Moonshot never takes off, any potential low-key rom-com pleasures undercut by a flattened sense of conflict and by-the-numbers plotting.
Once a reliable Hollywood staple, the romantic comedy no longer commands the pop-cultural preeminence of its heyday. Blame craven executives, blame entertainment economics, blame finicky audiences — the jury’s still out on just why exactly they don’t make rom-coms like they used to. Things change, tastes evolve. At the present, it seems we’re in a bit of a renaissance, with 2022 entries like Marry Me and I Want You Back capturing mostly praise from critics and audiences. Amidst this new-age revitalization of the rom-com comes Moonshot, a new aspirant to the canon. The title is sadly a misnomer, however, as, for one, the movie has nothing to do with the moon, and, more importantly, is nowhere as ambitious or innovative as its title would suggest.
Cole Sprouse and Lana Condor star as two bright-eyed twentysomethings kicking it on Earth year 2049, a Disney-esque techno-playground with hints of hyper-capitalistic dystopia. Protagonist Walt (Sprouse) is a hapless barista in this future’s Starbucks equivalent, being a dope and dreaming of traversing the cosmos to see Mars. At a party, he meets a pretty blonde, prattles with her until the sun rises, kisses her as the music swells on cue, then continues to obsess over her for weeks after she’s departed Earth on a glitzy shuttle heading to the planet of his dreams. Condor’s Sophie (who honestly should have been the protagonist) is a serious-minded academic superstar whose dreamy, long-distance boyfriend overdetermines her life. Sophie encounters Walt a couple times, the second of which ends with her boozily deciding to follow her beloved to, you guessed it, Mars. Ever the desperate romantic, Walt ensnares Sophie in his plot to illegally board the next Mars shuttle. Sophie, now harboring a fugitive, reluctantly agrees to help Walt stay hidden as they journey through the stars for the next month.
Now, what should follow is something to the effect of “then sparks fly and hilarity ensues.” Disappointingly, this rom-com doesn’t do too well in either the rom or com departments. The arc of Walt and Sophie’s dynamic is easy to spot: extended time in close proximity will cause these opposites to attract and perhaps reconsider whether their current love objects are truly the right ones for them. It’s because the essential cliché is so apparent that things feel so belabored as the narrative progresses, and it doesn’t help matters that Walt’s characterization — derpy, motor-mouthed, vacillating between incredulous and befuddled — often renders him so irritating and unengaging that it’s hard to fathom why anybody would ever fall for him.
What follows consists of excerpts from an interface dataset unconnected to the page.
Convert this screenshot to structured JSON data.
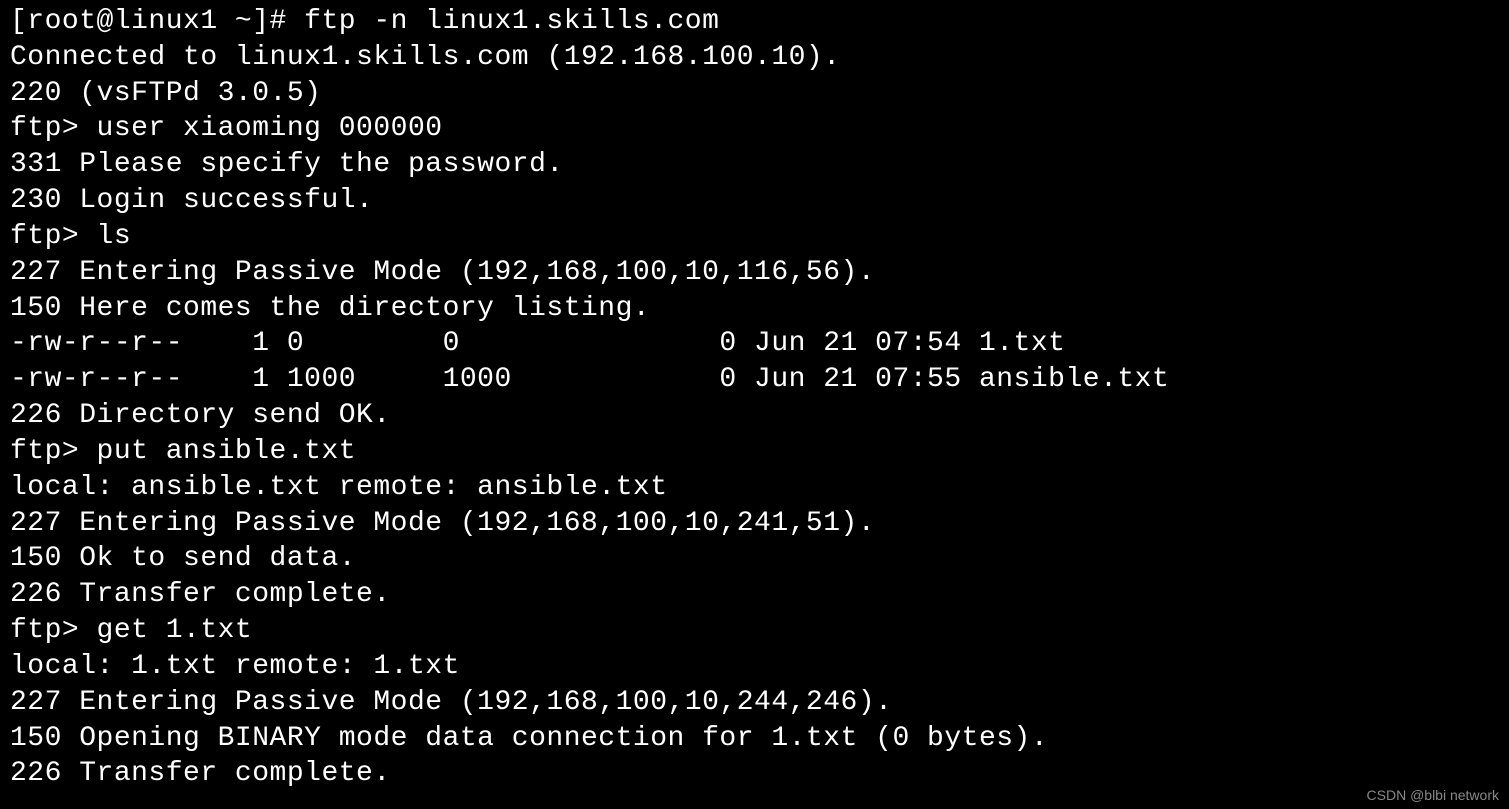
{
  "terminal": {
    "lines": [
      "[root@linux1 ~]# ftp -n linux1.skills.com",
      "Connected to linux1.skills.com (192.168.100.10).",
      "220 (vsFTPd 3.0.5)",
      "ftp> user xiaoming 000000",
      "331 Please specify the password.",
      "230 Login successful.",
      "ftp> ls",
      "227 Entering Passive Mode (192,168,100,10,116,56).",
      "150 Here comes the directory listing.",
      "-rw-r--r--    1 0        0               0 Jun 21 07:54 1.txt",
      "-rw-r--r--    1 1000     1000            0 Jun 21 07:55 ansible.txt",
      "226 Directory send OK.",
      "ftp> put ansible.txt",
      "local: ansible.txt remote: ansible.txt",
      "227 Entering Passive Mode (192,168,100,10,241,51).",
      "150 Ok to send data.",
      "226 Transfer complete.",
      "ftp> get 1.txt",
      "local: 1.txt remote: 1.txt",
      "227 Entering Passive Mode (192,168,100,10,244,246).",
      "150 Opening BINARY mode data connection for 1.txt (0 bytes).",
      "226 Transfer complete."
    ]
  },
  "watermark": "CSDN @blbi network"
}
To quote Sophie, “Sometimes you’re so dumb and it makes me so angry.” And the answers offered are simply a) it’s a rom-com, what did you expect, and b) Walt has Cole Sprouse’s looks. Most of the jokes range from hackneyed to mildly entertaining in a turn-your-brain-off sort of way, with the best lines saved for Gary, Walt’s AI coffeeshop supervisor, and the ambiguously evil billionaire Leon Kovi (a delightfully lowkey Zach Braff).
For a film that announces its themes of exploration and cultivating the courage to do things differently as unsubtly as this one, it’s a shame that its strict adherence to formula inhibits it from ever feeling original. It’s a whole lot of medium shots and close-ups, shot-reverse-shot toggling between the leads, mid-sized, small, and tight interiors that make the $4 billion spacecraft feel like the hub world of a mobile game. The soundtrack largely favors either generic licensed music to fast-track a teen drama vibe or rousing symphonic melodies for whenever a character does something romantic or says something thematically poignant. And things get tremendously sluggish come the second act. Considering the stakes that the inciting events set up, there’s a complete absence of tension as the duo mess around and the days fly by in a montage. This stretch amounts to a clip show of discrete character moments that inevitably move the romantic needle according to plan. The turning point arrives less than thirty minutes from the film’s end, so strap in for a rushed third act that flattens the romantic conflict into its most by-the-numbers iteration and concludes with no earned sense of payoff (not to mention a huge plot hole).
If nothing else, all the actors involved are having — or are doing a solid job of convincing the camera that they’re having — a good time. Neither Condor nor Sprouse shine per se, but that has much to do with the considerable limits baked into their characters. Most of the supporting roles are dutifully fulfilled, though none of these background characters achieve much other than to remind the viewer that there are other human characters written into this story. With a bolder vision, Moonshot could’ve taken off. As is, nothing elevates this flick beyond mere stream-it-while-you-fold-laundry territory.